This cast is just amazing. Their energy (and fitness levels) was off the charts. They were clearly having fun and that added further fuel to nearly flawless performances. The chorus remained in each and every moment adding vital life and reality to this staged world. Exceptional supporting performances were supplied by Richard Bogue as the racist and thuggish Lt. Schrank; Lysander Abadia as Bernardo, the leader of the Sharks; Robert Hazlette as the always angry Action and he also gets the lead on the night’s funniest number, “Gee, Officer Krupke”; and Miriam Stein as Anita, Bernardo’s girlfriend and Maria’s best friend. Ms Stein especially shines with a velvet lower soprano in “America” and “A Boy Like That”.
Asa Charles Leininger stuns as Riff, the leader of the Jets. Leininger makes Riff far more than a brainless brute with his multilayered take on the character. His Riff started the Jets to have a sense of belonging. He’s proud of his gang because of the support they provide. He’s tough. He’s loyal, remaining friends with Tony despite his walking away from the gang. His Riff even has a code of honor as he’s willing to settle his issues with the Sharks with one fistfight. He even has some common sense as he refuses to react to those that call him and his gang hoodlums and prefers to stay cool. Leininger’s New York accent is spot on and he retains it as his lower tenor entertains us with “Jet Song” and “Cool”.
Tanner Johnson is scary smooth as Tony. Johnson takes the audience by the hand and gracefully leads it through Tony’s emotional journey. He’s got the perfect personality for the likable Tony who is trying to escape his former world of violence by holding down a job and finding love. You will be swept along with him as he experiences the highs of love, the horror at his violent actions when he gets dragged back into the gang world, and his heartbreak when he thinks he has lost Maria.
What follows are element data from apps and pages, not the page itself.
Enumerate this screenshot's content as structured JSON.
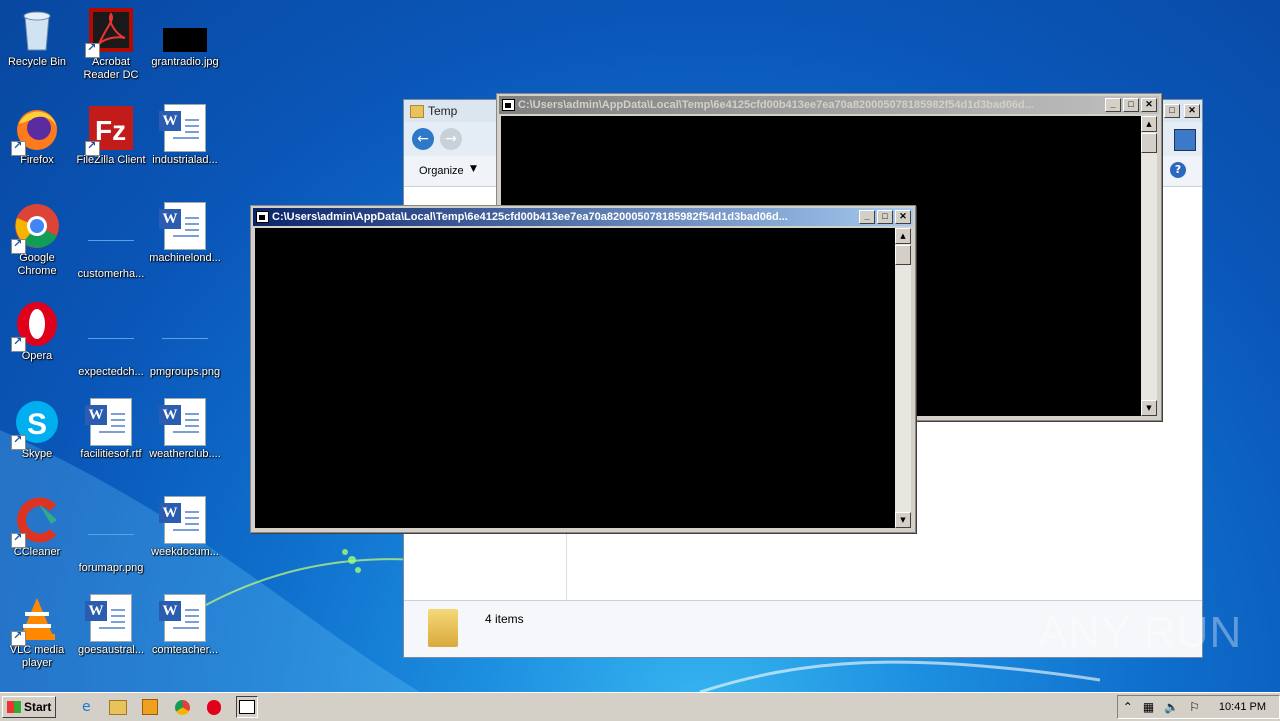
{
  "desktop": {
    "icons": [
      {
        "label": "Recycle Bin",
        "icon": "recycle-bin-icon"
      },
      {
        "label": "Acrobat Reader DC",
        "icon": "acrobat-icon"
      },
      {
        "label": "grantradio.jpg",
        "icon": "image-file-icon"
      },
      {
        "label": "Firefox",
        "icon": "firefox-icon"
      },
      {
        "label": "FileZilla Client",
        "icon": "filezilla-icon"
      },
      {
        "label": "industrialad...",
        "icon": "word-doc-icon"
      },
      {
        "label": "Google Chrome",
        "icon": "chrome-icon"
      },
      {
        "label": "customerha...",
        "icon": "blank-file-icon"
      },
      {
        "label": "machinelond...",
        "icon": "word-doc-icon"
      },
      {
        "label": "Opera",
        "icon": "opera-icon"
      },
      {
        "label": "expectedch...",
        "icon": "blank-file-icon"
      },
      {
        "label": "pmgroups.png",
        "icon": "blank-file-icon"
      },
      {
        "label": "Skype",
        "icon": "skype-icon"
      },
      {
        "label": "facilitiesof.rtf",
        "icon": "word-doc-icon"
      },
      {
        "label": "weatherclub....",
        "icon": "word-doc-icon"
      },
      {
        "label": "CCleaner",
        "icon": "ccleaner-icon"
      },
      {
        "label": "forumapr.png",
        "icon": "blank-file-icon"
      },
      {
        "label": "weekdocum...",
        "icon": "word-doc-icon"
      },
      {
        "label": "VLC media player",
        "icon": "vlc-icon"
      },
      {
        "label": "goesaustral...",
        "icon": "word-doc-icon"
      },
      {
        "label": "comteacher...",
        "icon": "word-doc-icon"
      }
    ]
  },
  "explorer": {
    "title": "Temp",
    "organize": "Organize",
    "status": "4 items"
  },
  "console_back": {
    "title": "C:\\Users\\admin\\AppData\\Local\\Temp\\6e4125cfd00b413ee7ea70a820005078185982f54d1d3bad06d..."
  },
  "console_front": {
    "title": "C:\\Users\\admin\\AppData\\Local\\Temp\\6e4125cfd00b413ee7ea70a820005078185982f54d1d3bad06d..."
  },
  "taskbar": {
    "start": "Start",
    "clock": "10:41 PM"
  },
  "watermark": "ANY RUN",
  "colors": {
    "title_active": "#0a246a",
    "title_inactive": "#808080",
    "console_bg": "#000000"
  }
}
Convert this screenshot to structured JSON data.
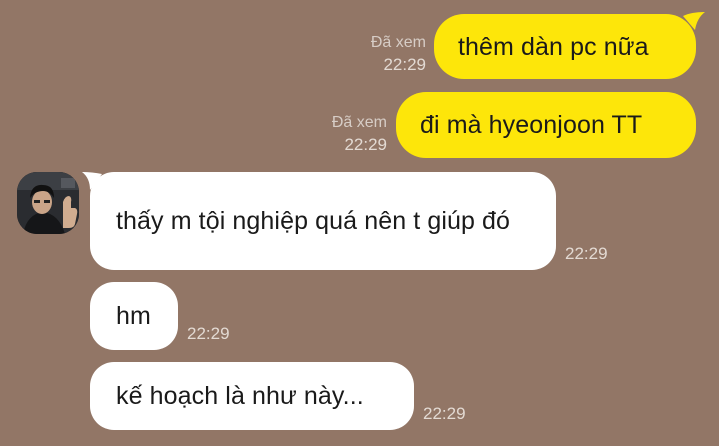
{
  "conversation": {
    "messages": [
      {
        "direction": "outgoing",
        "text": "thêm dàn pc nữa",
        "status": "Đã xem",
        "time": "22:29"
      },
      {
        "direction": "outgoing",
        "text": "đi mà hyeonjoon TT",
        "status": "Đã xem",
        "time": "22:29"
      },
      {
        "direction": "incoming",
        "text": "thấy m tội nghiệp quá nên t giúp đó",
        "time": "22:29"
      },
      {
        "direction": "incoming",
        "text": "hm",
        "time": "22:29"
      },
      {
        "direction": "incoming",
        "text": "kế hoạch là như này...",
        "time": "22:29"
      }
    ]
  },
  "contact": {
    "avatar_icon": "user-avatar-photo"
  },
  "colors": {
    "background": "#927666",
    "outgoing_bubble": "#fde60a",
    "incoming_bubble": "#ffffff"
  }
}
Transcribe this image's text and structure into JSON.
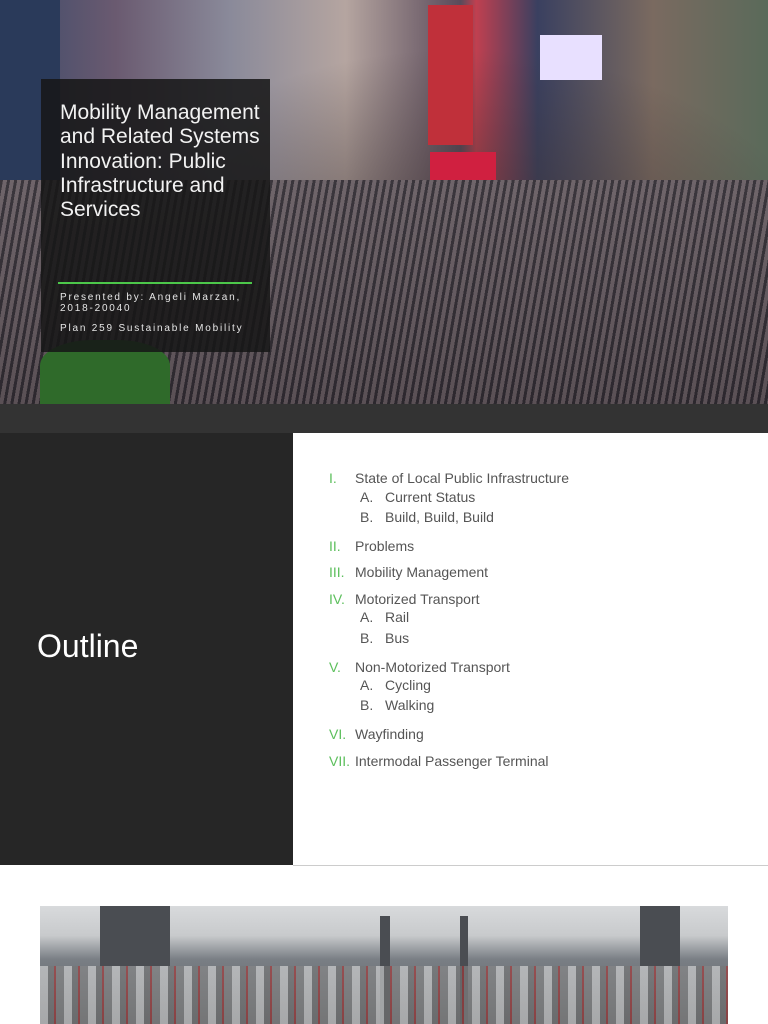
{
  "slide1": {
    "title": "Mobility Management and Related Systems Innovation: Public Infrastructure and Services",
    "presenter": "Presented by: Angeli Marzan, 2018-20040",
    "course": "Plan 259 Sustainable Mobility"
  },
  "slide2": {
    "heading": "Outline",
    "items": [
      {
        "num": "I.",
        "label": "State of Local Public Infrastructure",
        "subs": [
          {
            "l": "A.",
            "t": "Current Status"
          },
          {
            "l": "B.",
            "t": "Build, Build, Build"
          }
        ]
      },
      {
        "num": "II.",
        "label": "Problems"
      },
      {
        "num": "III.",
        "label": "Mobility Management"
      },
      {
        "num": "IV.",
        "label": "Motorized Transport",
        "subs": [
          {
            "l": "A.",
            "t": "Rail"
          },
          {
            "l": "B.",
            "t": "Bus"
          }
        ]
      },
      {
        "num": "V.",
        "label": "Non-Motorized Transport",
        "subs": [
          {
            "l": "A.",
            "t": "Cycling"
          },
          {
            "l": "B.",
            "t": "Walking"
          }
        ]
      },
      {
        "num": "VI.",
        "label": "Wayfinding"
      },
      {
        "num": "VII.",
        "label": "Intermodal Passenger Terminal"
      }
    ]
  },
  "colors": {
    "accent": "#4cc74a",
    "dark_panel": "#262626"
  }
}
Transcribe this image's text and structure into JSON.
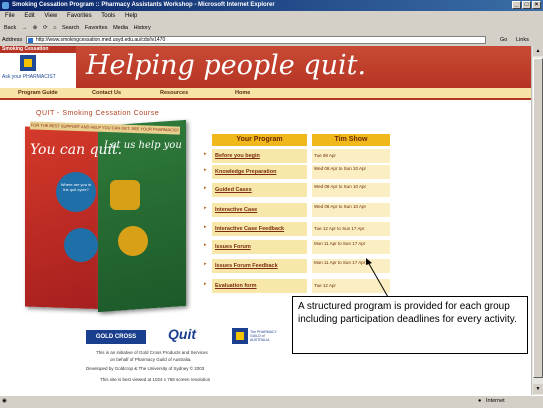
{
  "window": {
    "title": "Smoking Cessation Program :: Pharmacy Assistants Workshop - Microsoft Internet Explorer",
    "buttons": [
      "_",
      "□",
      "×"
    ]
  },
  "menu": [
    "File",
    "Edit",
    "View",
    "Favorites",
    "Tools",
    "Help"
  ],
  "toolbar": [
    "Back",
    "→",
    "⊗",
    "⟳",
    "⌂",
    "Search",
    "Favorites",
    "Media",
    "History"
  ],
  "address": {
    "label": "Address",
    "url": "http://www.smokingcessation.med.usyd.edu.au/cds/iv1470",
    "go": "Go",
    "links": "Links"
  },
  "header": {
    "logo_top": "Smoking Cessation",
    "logo_text": "Ask your PHARMACIST",
    "headline": "Helping people quit."
  },
  "nav": [
    "Program Guide",
    "Contact Us",
    "Resources",
    "Home"
  ],
  "page_title": "QUIT - Smoking Cessation Course",
  "poster": {
    "band": "FOR THE BEST SUPPORT AND HELP YOU CAN GET, SEE YOUR PHARMACIST",
    "left_text": "You can quit.",
    "right_text": "Let us help you",
    "circle1": "Where are you in the quit cycle?"
  },
  "program": {
    "col1": "Your Program",
    "col2": "Tim Show",
    "rows": [
      {
        "name": "Before you begin",
        "date": "Tue 08 Apr"
      },
      {
        "name": "Knowledge Preparation",
        "date": "Wed 08 Apr to Sun 10 Apr"
      },
      {
        "name": "Guided Cases",
        "date": "Wed 08 Apr to Sun 10 Apr"
      },
      {
        "name": "Interactive Case",
        "date": "Wed 08 Apr to Sun 10 Apr"
      },
      {
        "name": "Interactive Case Feedback",
        "date": "Tue 12 Apr to Sun 17 Apr"
      },
      {
        "name": "Issues Forum",
        "date": "Mon 11 Apr to Sun 17 Apr"
      },
      {
        "name": "Issues Forum Feedback",
        "date": "Mon 11 Apr to Sun 17 Apr"
      },
      {
        "name": "Evaluation form",
        "date": "Tue 12 Apr"
      }
    ]
  },
  "callout": "A structured program is provided for each group including participation deadlines for every activity.",
  "footer": {
    "goldcross": "GOLD CROSS",
    "quit": "Quit",
    "psa": "The PHARMACY GUILD of AUSTRALIA",
    "line1": "This is an initiative of Gold Cross Products and Services",
    "line2": "on behalf of Pharmacy Guild of Australia.",
    "line3": "Developed by Goldcrop & The University of Sydney © 2003",
    "line4": "This site is best viewed at 1024 x 768 screen resolution"
  },
  "status": {
    "zone": "Internet"
  }
}
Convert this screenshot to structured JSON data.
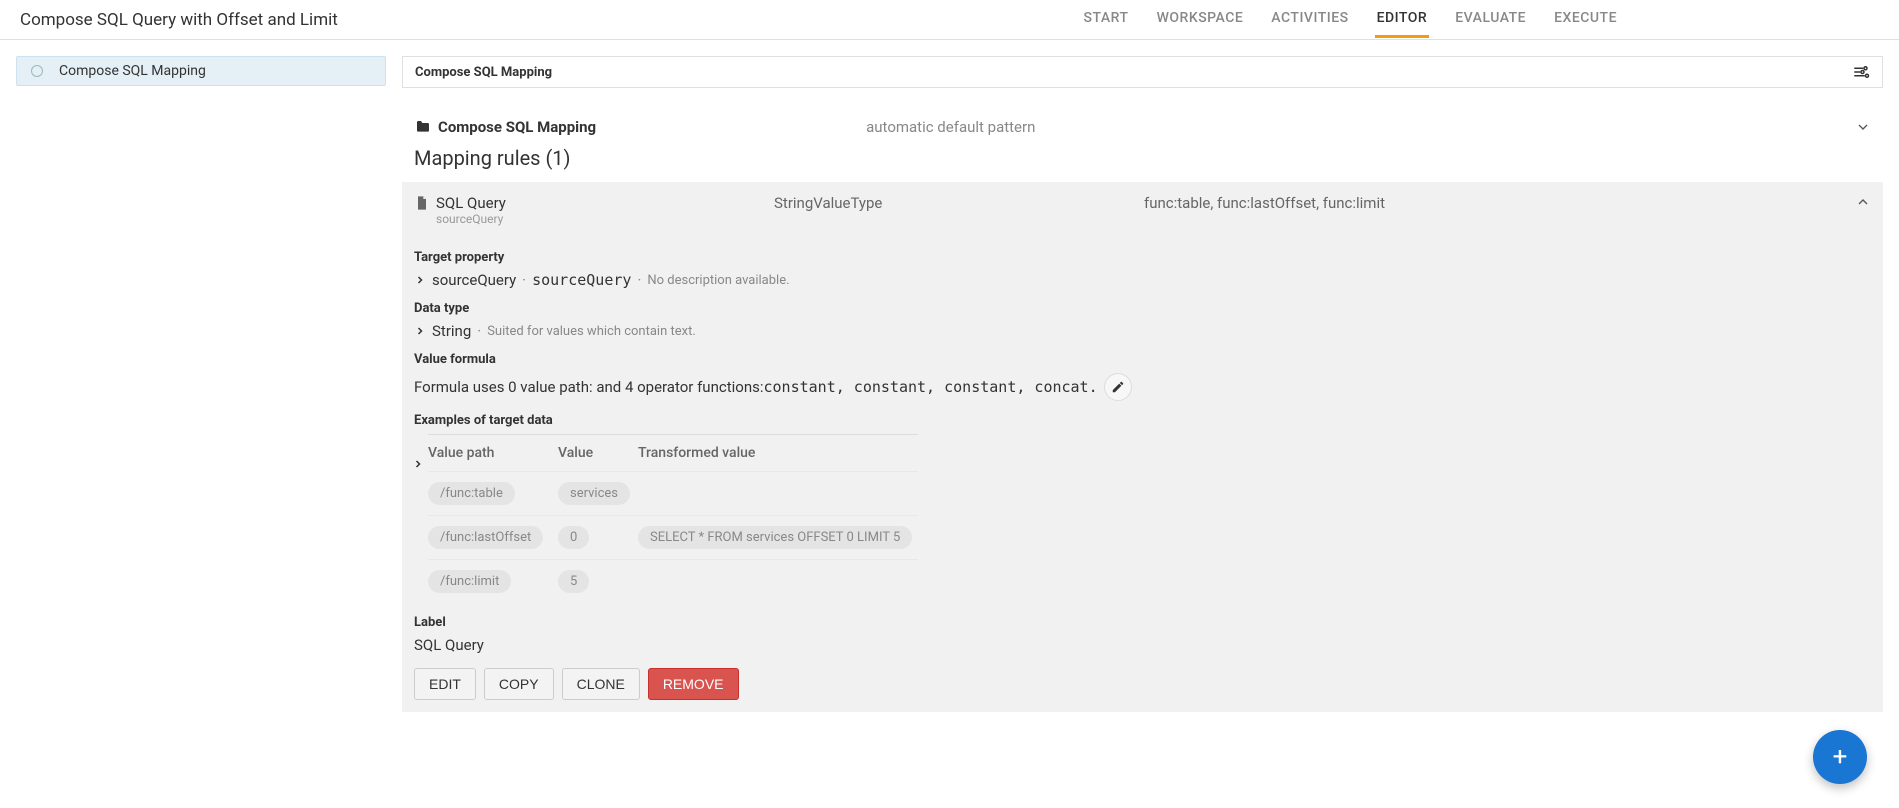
{
  "page_title": "Compose SQL Query with Offset and Limit",
  "tabs": [
    "START",
    "WORKSPACE",
    "ACTIVITIES",
    "EDITOR",
    "EVALUATE",
    "EXECUTE"
  ],
  "active_tab": "EDITOR",
  "sidebar": {
    "items": [
      {
        "label": "Compose SQL Mapping"
      }
    ]
  },
  "panel": {
    "title": "Compose SQL Mapping",
    "folder_label": "Compose SQL Mapping",
    "folder_meta": "automatic default pattern",
    "rules_title": "Mapping rules (1)"
  },
  "rule": {
    "name": "SQL Query",
    "subtitle": "sourceQuery",
    "col2": "StringValueType",
    "col3": "func:table, func:lastOffset, func:limit"
  },
  "target": {
    "label": "Target property",
    "path1": "sourceQuery",
    "path2": "sourceQuery",
    "desc": "No description available."
  },
  "datatype": {
    "label": "Data type",
    "name": "String",
    "desc": "Suited for values which contain text."
  },
  "formula": {
    "label": "Value formula",
    "pre": "Formula uses 0 value path:  and 4 operator functions: ",
    "funcs": "constant, constant, constant, concat.",
    "dot": ""
  },
  "examples": {
    "label": "Examples of target data",
    "head": {
      "c1": "Value path",
      "c2": "Value",
      "c3": "Transformed value"
    },
    "rows": [
      {
        "path": "/func:table",
        "value": "services",
        "transformed": ""
      },
      {
        "path": "/func:lastOffset",
        "value": "0",
        "transformed": "SELECT * FROM services OFFSET 0 LIMIT 5"
      },
      {
        "path": "/func:limit",
        "value": "5",
        "transformed": ""
      }
    ]
  },
  "label_section": {
    "label": "Label",
    "value": "SQL Query"
  },
  "buttons": {
    "edit": "EDIT",
    "copy": "COPY",
    "clone": "CLONE",
    "remove": "REMOVE"
  }
}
Johnson also has a gorgeous tenor voice. More importantly, he knows how to act through the songs, striking each emotional beat with unerring accuracy. Some of his best moments were his joyous “Maria” and his beautiful take on “Somewhere”.
Genevieve Fulks is a powerhouse of talent and will steal your hearts as Maria. She has such innocence and sweetness in the role and you can believe she has the power to evolve Tony into a better person. But she just as easily handles anger and pain when her world begins to fall apart due to the lifestyle of violence lived by her loved ones. And, my word, what a heavenly voice she has. Ms Fulks’ operatic soprano gave a performance for the angels with showstopping turns in “I Feel Pretty”, “I Have Love”, and “Tonight”.
Susan Gravatt and her orchestra perfectly play the score of this musical. John R. “Chuck” Rogers has designed a magnificent set of fences, crumbling tenements, and fire escapes. Jamie Bowers’ lights and sounds enhance the story. Kris Haik and Ginny Herfkens are winners with their precise costuming with the t-shirts, jackets, and jeans of the gangs and the elegant dresses for the ladies.
As I said earlier, this is the best community theatre musical I have ever seen staged in nearly a quarter century of theatre involvement. I have seen professional productions that couldn’t hold a stick to this show. It’s just a blitzkrieg of perfection from the fantastic story to grade A direction to stunning choreography to flawless acting and entrancing singing. If you love theatre and live in or near the Springfield, MO area, buy a ticket to see this show. You will be blown away.
West Side Story plays at Springfield Little Theatre through Feb 4. Showtimes are Thurs-Sat at 7:30pm and Sundays at 2pm. Tickets range from $16-$36. For tickets visit http://www.springfieldlittletheatre.org or call the Box Office at 417-869-1334. Parental discretion is advised for coarse language and gestures and some scenes of violence. Springfield Little Theatre is located at 311 E Walnut St in Springfield, MO.